by Daniel Manou, WTOP10-TV
President Trump or President Clinton, words that not just Americans will have to get used to this November.
With election day less than a week away, international students studying this fall in the U.S. have been able to witness this year’s election from the inside. Watching the political debates between Hillary Clinton and Donald Trump, students have been able to compare their prior knowledge and opinions to what they have seen firsthand.
Regardless of how far away the states are from their homeland, Lindsey Martin says the results will be felt even after the semester ends.
“As an Australian, I find it really daunting. I feel a bit helpless because I feel like the eventual outcome will affect not only Australia but most of the world because America is a such a super power,” said Martin.
Martin has followed the debates and empathizes with Americans who are frustrated with the current political landscape. Looking at the two candidates Martin said she doesn’t feel confident in either of them but for completely different reasons.
“He [Trump] lacks any kind of depth in his policy statements and any real contentious factual information,” said Martin. “Hillary Clinton might be a seasoned veteran but she is completely uninspiring in my opinion, especially contrasted against Obama.”
For some Americans, frustration has become too much and have decided not to vote. Beliz Atalay actively follows politics in Turkey and she does not understand how Americans can decide not to vote.
“I wouldn’t feel comfortable about it because it’s about my country and even though people may not think one vote will not change anything, it can,” said Atalay.
For Atalay and Martin, voting is mandatory in their country. Australia follows a compulsory vote system which means any resident over the age of 18 is required to register and vote. If someone does not vote and do not have a valid excuse, they can be subjected to a fine and court date, which in some cases has led to jail time.

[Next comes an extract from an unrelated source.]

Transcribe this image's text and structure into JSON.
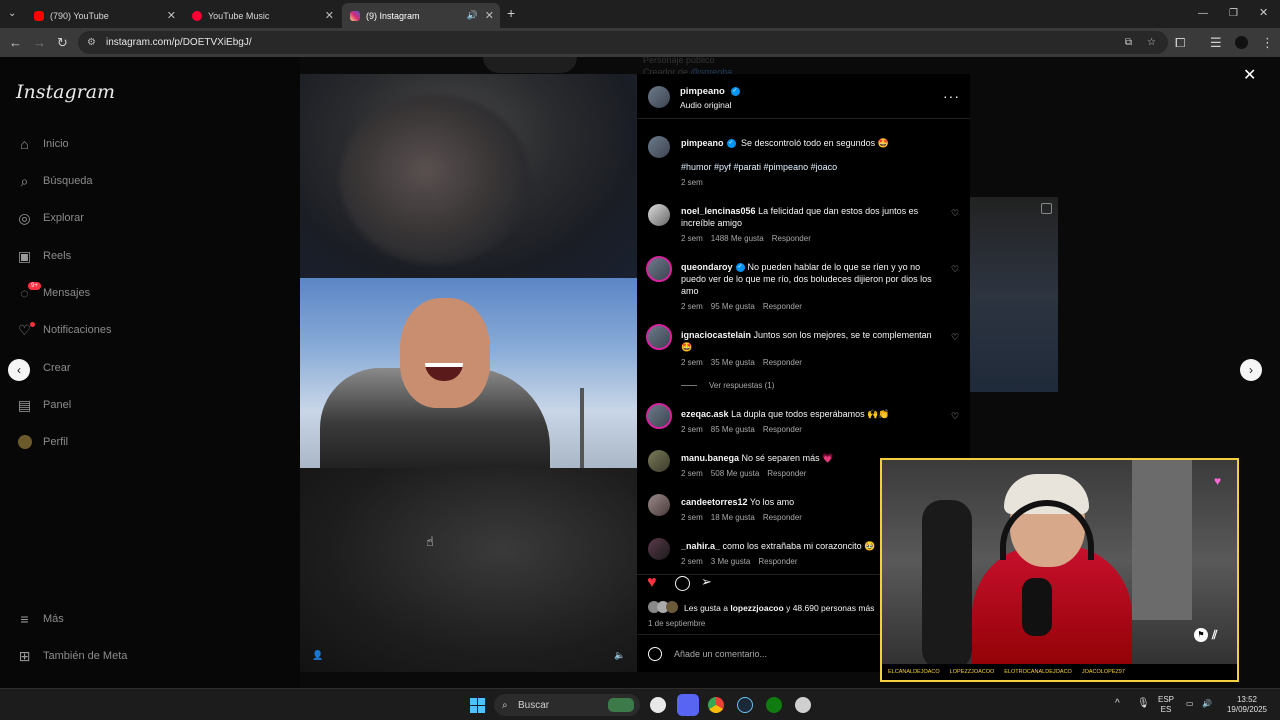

As the election on November 8 nears, both wish they had a vote but will have to wait to see what the United States Voters decide and how it will affect their countries. Trying to guess what life with either candidate would be like as the next president is something both Martin and Atalay don’t know, but are hoping voters look closely at the policies and personalities before casting their ballot.